**Dataset records**

==========

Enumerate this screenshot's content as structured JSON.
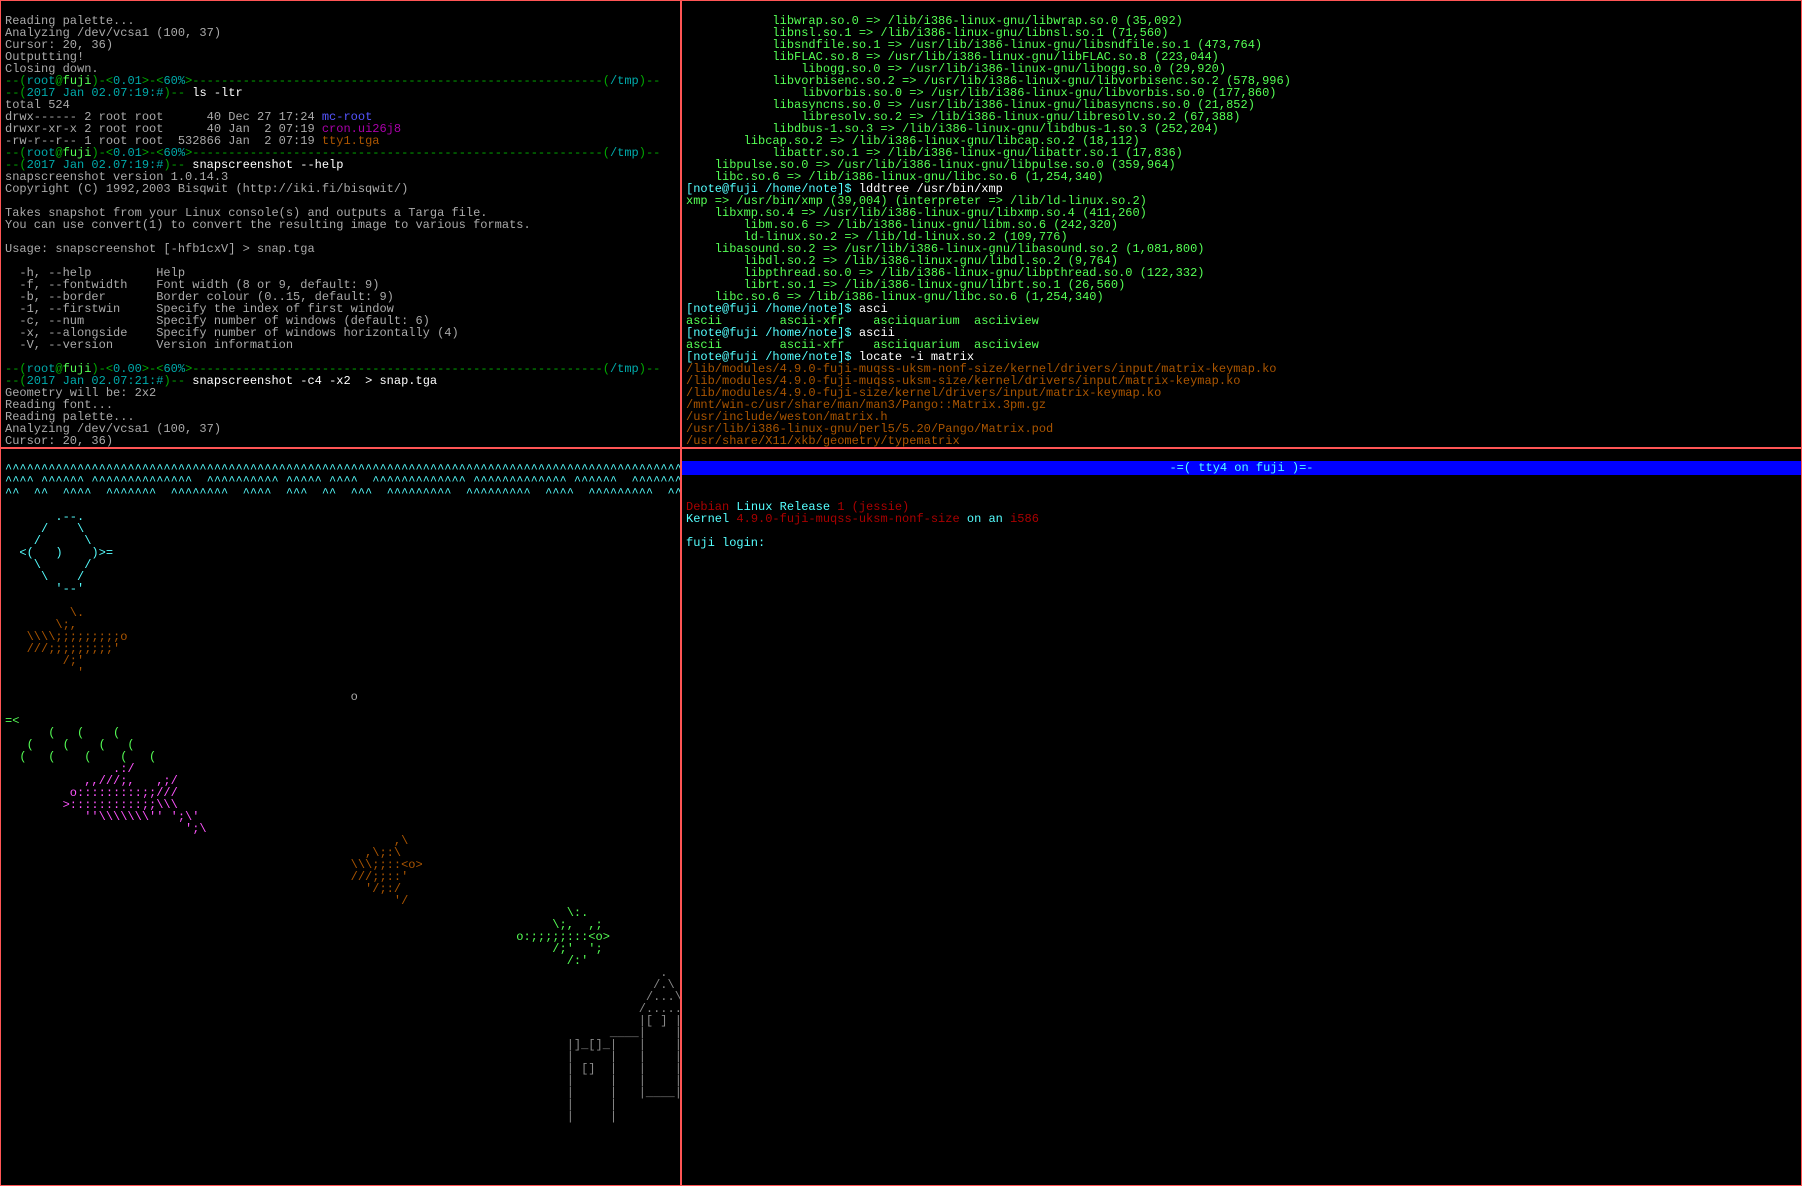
{
  "pane_tl": {
    "preamble": [
      "Reading palette...",
      "Analyzing /dev/vcsa1 (100, 37)",
      "Cursor: 20, 36)",
      "Outputting!",
      "Closing down."
    ],
    "prompt1": {
      "user": "root",
      "at": "@",
      "host": "fuji",
      "load": "0.01",
      "pct": "60%",
      "cwd": "/tmp"
    },
    "time1": "2017 Jan 02.07:19:#",
    "cmd1": "ls -ltr",
    "ls_total": "total 524",
    "ls_rows": [
      {
        "perm": "drwx------ 2 root root      40 Dec 27 17:24 ",
        "name": "mc-root",
        "cls": "c-blue"
      },
      {
        "perm": "drwxr-xr-x 2 root root      40 Jan  2 07:19 ",
        "name": "cron.ui26j8",
        "cls": "c-mag"
      },
      {
        "perm": "-rw-r--r-- 1 root root  532866 Jan  2 07:19 ",
        "name": "tty1.tga",
        "cls": "c-dyellow"
      }
    ],
    "prompt2_load": "0.01",
    "time2": "2017 Jan 02.07:19:#",
    "cmd2": "snapscreenshot --help",
    "help": [
      "snapscreenshot version 1.0.14.3",
      "Copyright (C) 1992,2003 Bisqwit (http://iki.fi/bisqwit/)",
      "",
      "Takes snapshot from your Linux console(s) and outputs a Targa file.",
      "You can use convert(1) to convert the resulting image to various formats.",
      "",
      "Usage: snapscreenshot [-hfb1cxV] > snap.tga",
      "",
      "  -h, --help         Help",
      "  -f, --fontwidth    Font width (8 or 9, default: 9)",
      "  -b, --border       Border colour (0..15, default: 9)",
      "  -1, --firstwin     Specify the index of first window",
      "  -c, --num          Specify number of windows (default: 6)",
      "  -x, --alongside    Specify number of windows horizontally (4)",
      "  -V, --version      Version information",
      ""
    ],
    "prompt3_load": "0.00",
    "time3": "2017 Jan 02.07:21:#",
    "cmd3": "snapscreenshot -c4 -x2  > snap.tga",
    "tail": [
      "Geometry will be: 2x2",
      "Reading font...",
      "Reading palette...",
      "Analyzing /dev/vcsa1 (100, 37)",
      "Cursor: 20, 36)"
    ]
  },
  "pane_tr": {
    "libs": [
      "            libwrap.so.0 => /lib/i386-linux-gnu/libwrap.so.0 (35,092)",
      "            libnsl.so.1 => /lib/i386-linux-gnu/libnsl.so.1 (71,560)",
      "            libsndfile.so.1 => /usr/lib/i386-linux-gnu/libsndfile.so.1 (473,764)",
      "            libFLAC.so.8 => /usr/lib/i386-linux-gnu/libFLAC.so.8 (223,044)",
      "                libogg.so.0 => /usr/lib/i386-linux-gnu/libogg.so.0 (29,920)",
      "            libvorbisenc.so.2 => /usr/lib/i386-linux-gnu/libvorbisenc.so.2 (578,996)",
      "                libvorbis.so.0 => /usr/lib/i386-linux-gnu/libvorbis.so.0 (177,860)",
      "            libasyncns.so.0 => /usr/lib/i386-linux-gnu/libasyncns.so.0 (21,852)",
      "                libresolv.so.2 => /lib/i386-linux-gnu/libresolv.so.2 (67,388)",
      "            libdbus-1.so.3 => /lib/i386-linux-gnu/libdbus-1.so.3 (252,204)",
      "        libcap.so.2 => /lib/i386-linux-gnu/libcap.so.2 (18,112)",
      "            libattr.so.1 => /lib/i386-linux-gnu/libattr.so.1 (17,836)",
      "    libpulse.so.0 => /usr/lib/i386-linux-gnu/libpulse.so.0 (359,964)",
      "    libc.so.6 => /lib/i386-linux-gnu/libc.so.6 (1,254,340)"
    ],
    "prompt_note": "[note@fuji /home/note]$",
    "cmd_lddtree": "lddtree /usr/bin/xmp",
    "xmp_tree": [
      "xmp => /usr/bin/xmp (39,004) (interpreter => /lib/ld-linux.so.2)",
      "    libxmp.so.4 => /usr/lib/i386-linux-gnu/libxmp.so.4 (411,260)",
      "        libm.so.6 => /lib/i386-linux-gnu/libm.so.6 (242,320)",
      "        ld-linux.so.2 => /lib/ld-linux.so.2 (109,776)",
      "    libasound.so.2 => /usr/lib/i386-linux-gnu/libasound.so.2 (1,081,800)",
      "        libdl.so.2 => /lib/i386-linux-gnu/libdl.so.2 (9,764)",
      "        libpthread.so.0 => /lib/i386-linux-gnu/libpthread.so.0 (122,332)",
      "        librt.so.1 => /lib/i386-linux-gnu/librt.so.1 (26,560)",
      "    libc.so.6 => /lib/i386-linux-gnu/libc.so.6 (1,254,340)"
    ],
    "cmd_asci": "asci",
    "asci_comp": "ascii        ascii-xfr    asciiquarium  asciiview",
    "cmd_ascii": "ascii",
    "ascii_comp": "ascii        ascii-xfr    asciiquarium  asciiview",
    "cmd_locate": "locate -i matrix",
    "locate_out": [
      "/lib/modules/4.9.0-fuji-muqss-uksm-nonf-size/kernel/drivers/input/matrix-keymap.ko",
      "/lib/modules/4.9.0-fuji-muqss-uksm-size/kernel/drivers/input/matrix-keymap.ko",
      "/lib/modules/4.9.0-fuji-size/kernel/drivers/input/matrix-keymap.ko",
      "/mnt/win-c/usr/share/man/man3/Pango::Matrix.3pm.gz",
      "/usr/include/weston/matrix.h",
      "/usr/lib/i386-linux-gnu/perl5/5.20/Pango/Matrix.pod",
      "/usr/share/X11/xkb/geometry/typematrix"
    ]
  },
  "pane_bl": {
    "waves": [
      "^^^^^^^^^^^^^^^^^^^^^^^^^^^^^^^^^^^^^^^^^^^^^^^^^^^^^^^^^^^^^^^^^^^^^^^^^^^^^^^^^^^^^^^^^^^^^^^^^^^^^^^^^^^^^^^^^^^^^^^^^^^^^^^^^^^^^^^^^^^^",
      "^^^^ ^^^^^^ ^^^^^^^^^^^^^^  ^^^^^^^^^^ ^^^^^ ^^^^  ^^^^^^^^^^^^^ ^^^^^^^^^^^^^ ^^^^^^  ^^^^^^^^^^^ ^^^^^^^^^^^^^  ^^^^^^^^^^^^^  ^^^^^^^^^^^",
      "^^  ^^  ^^^^  ^^^^^^^  ^^^^^^^^  ^^^^  ^^^  ^^  ^^^  ^^^^^^^^^  ^^^^^^^^^  ^^^^  ^^^^^^^^^  ^^^^^^^^^  ^^^^^^^^^  ^^^^^^^^^  ^^^^^^^^^  ^^^^"
    ],
    "jelly": "       .--.\n     /    \\\n    /      \\\n  <(   )    )>=\n    \\      /\n     \\    /\n       '--'",
    "fish_small": "         \\.\n       \\;,\n   \\\\\\\\;;;;;;;;;o\n   ///;;;;;;;;;'\n        /;'\n          '",
    "bubble": "                                                o",
    "whale": "=<\n      (   (    (\n   (    (    (   (\n  (   (    (    (   (",
    "fish3": "               .:/\n           ,,///;,   ,;/\n         o:::::::::;;///\n        >::::::::::;;\\\\\\\n           ''\\\\\\\\\\\\\\'' ';\\'\n                         ';\\",
    "fish4": "                                                      ,\\\n                                                  ,\\;:\\\n                                                \\\\\\;;::<o>\n                                                ///;;::' \n                                                  '/;:/\n                                                      '/",
    "fish5": "                                                                              \\:.\n                                                                            \\;,  ,;\n                                                                       o:;;;;;:::<o>\n                                                                            /;'  ';\n                                                                              /:'",
    "castle": "                                                                                           .\n                                                                                          /.\\\n                                                                                         /...\\\n                                                                                        /.....\\\n                                                                                        |[ ] |\n                                                                                    ____|    |____\n                                                                              |]_[]_|   |    |   |_[]_[|\n                                                                              |     |   |    |   |     |\n                                                                              | []  |   |    |   |  [] |\n                                                                              |     |   |    |   |     |\n                                                                              |     |   |____|   |     |\n                                                                              |     |            |     |\n                                                                              |     |            |     |"
  },
  "pane_br": {
    "bar": "-=( tty4 on fuji )=-",
    "line1_a": "Debian ",
    "line1_b": "Linux Release ",
    "line1_c": "1 (jessie)",
    "line2_a": "Kernel ",
    "line2_b": "4.9.0-fuji-muqss-uksm-nonf-size",
    "line2_c": " on an ",
    "line2_d": "i586",
    "login": "fuji login:"
  }
}
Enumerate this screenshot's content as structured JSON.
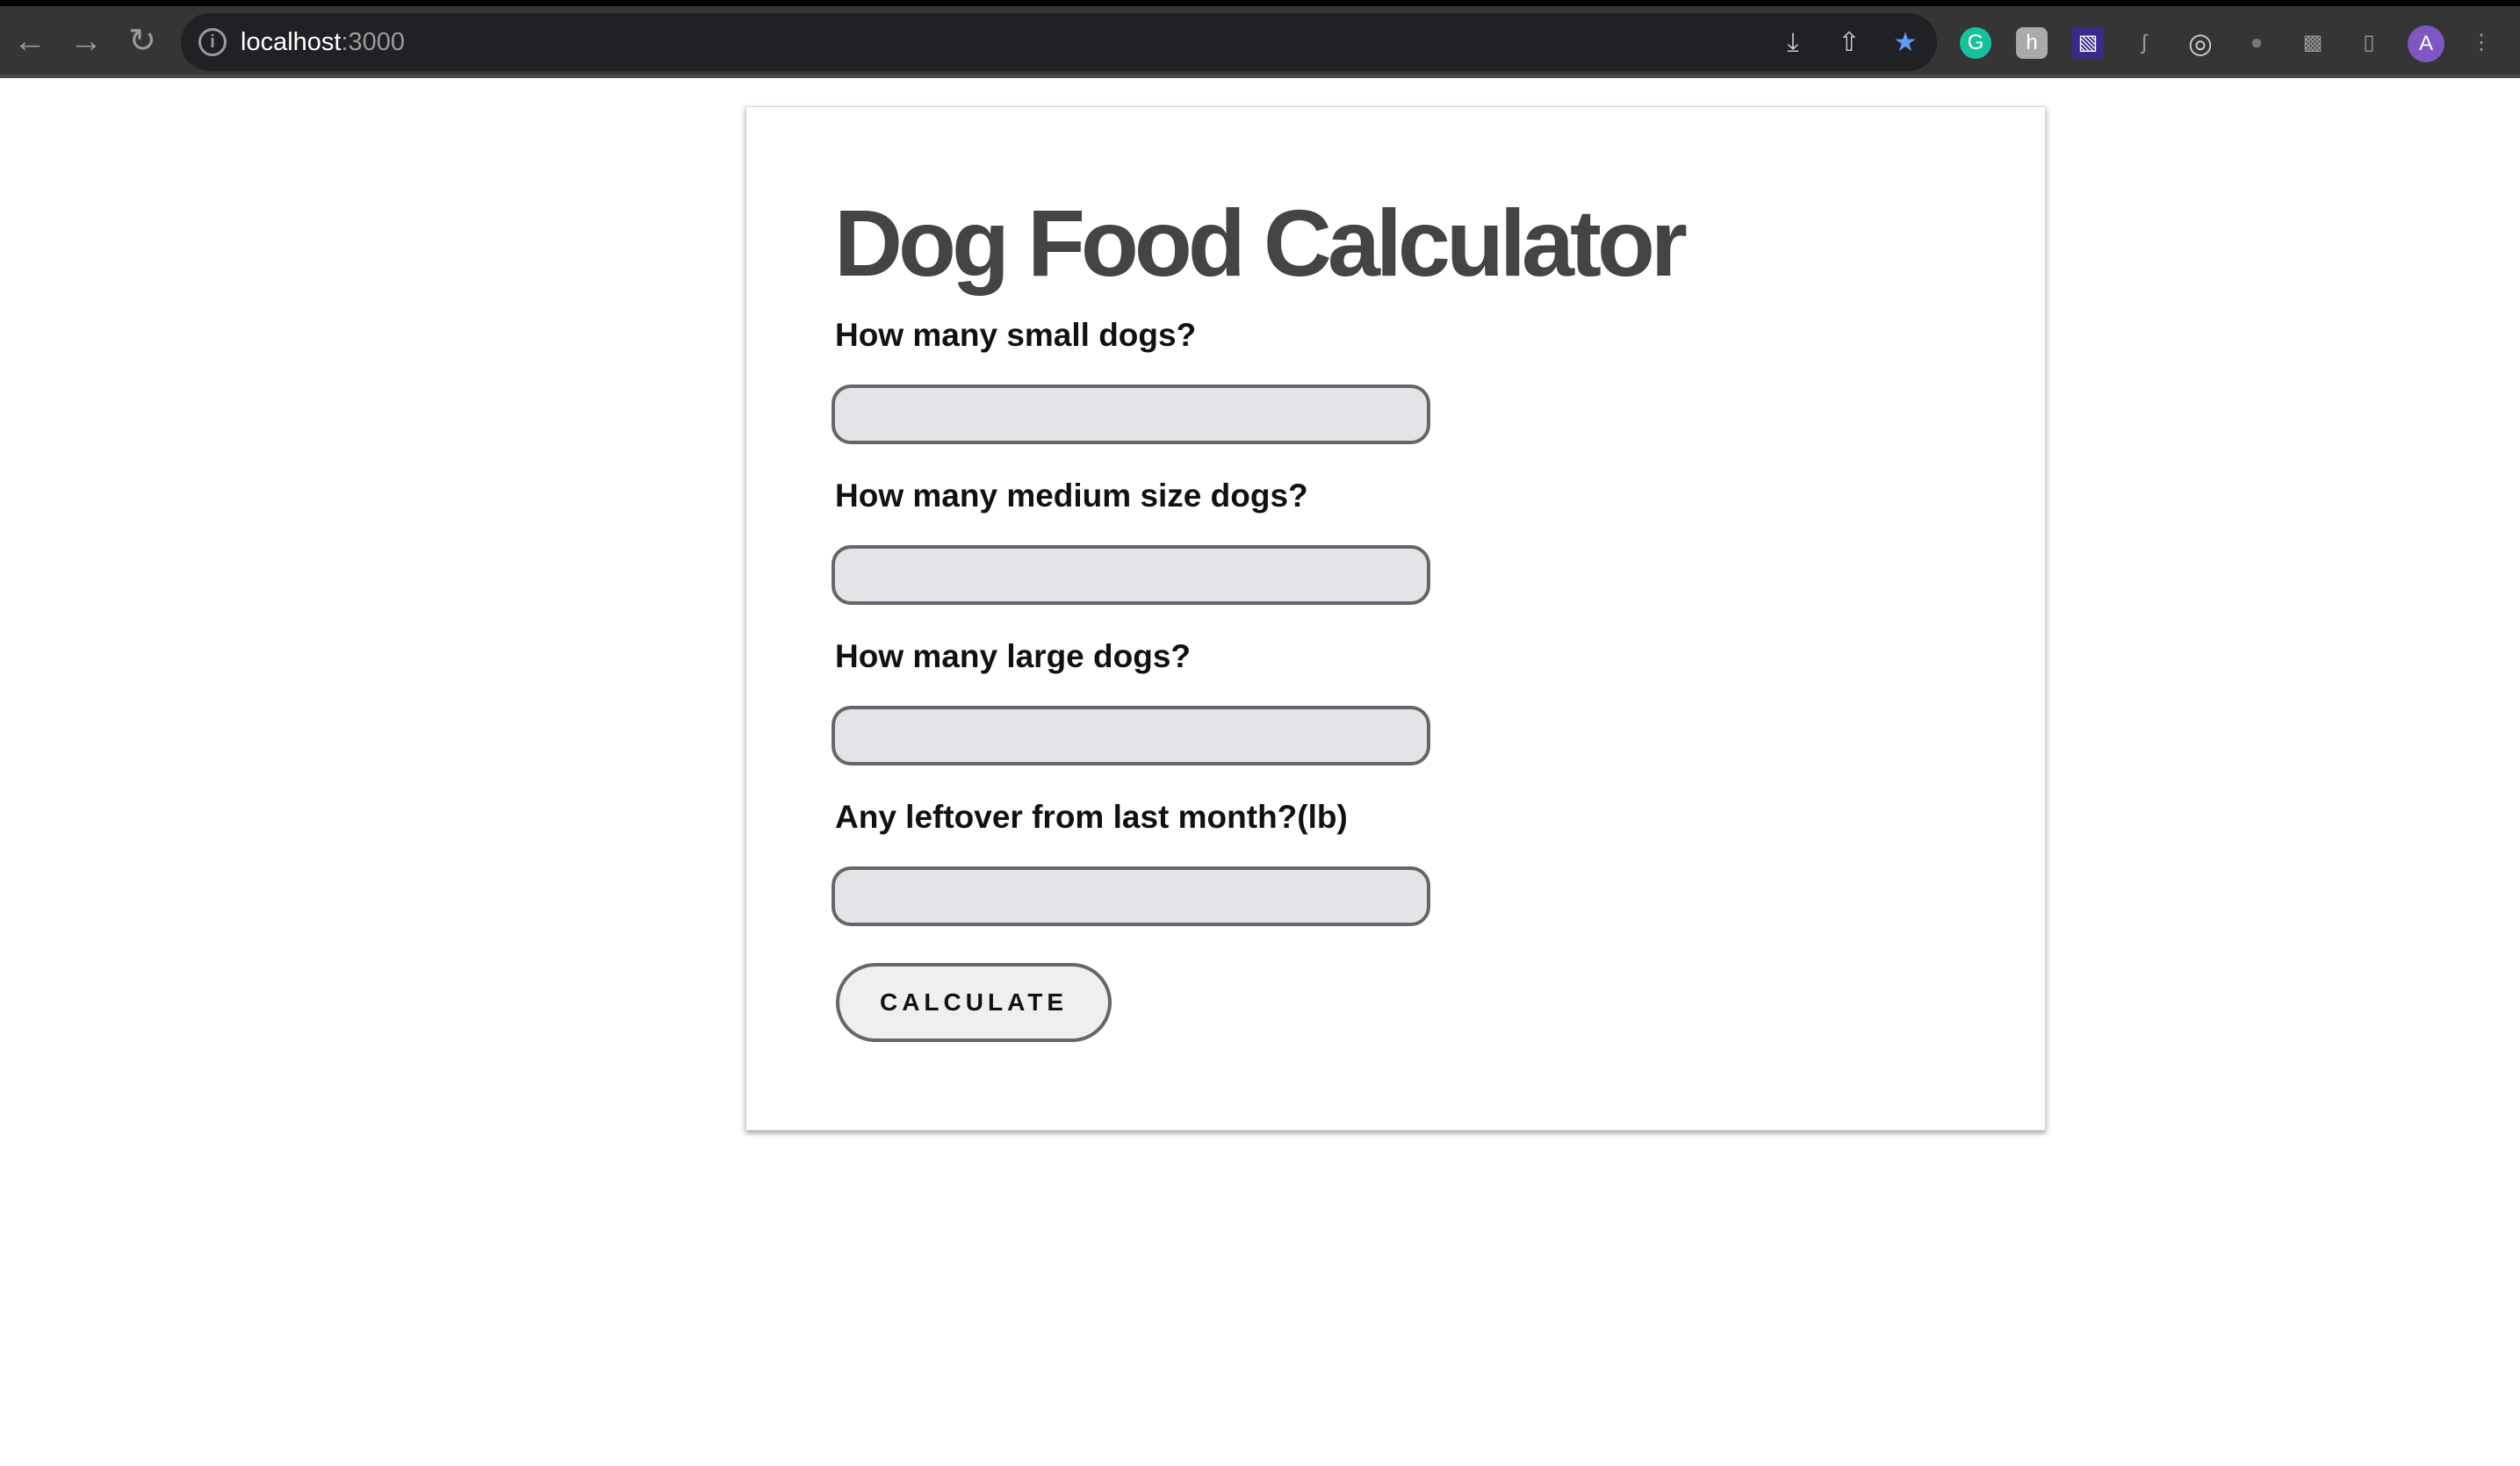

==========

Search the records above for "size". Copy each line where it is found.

      "/lib/modules/4.9.0-fuji-muqss-uksm-nonf-size/kernel/drivers/input/matrix-keymap.ko",
      "/lib/modules/4.9.0-fuji-muqss-uksm-size/kernel/drivers/input/matrix-keymap.ko",
      "/lib/modules/4.9.0-fuji-size/kernel/drivers/input/matrix-keymap.ko",
    "line2_b": "4.9.0-fuji-muqss-uksm-nonf-size",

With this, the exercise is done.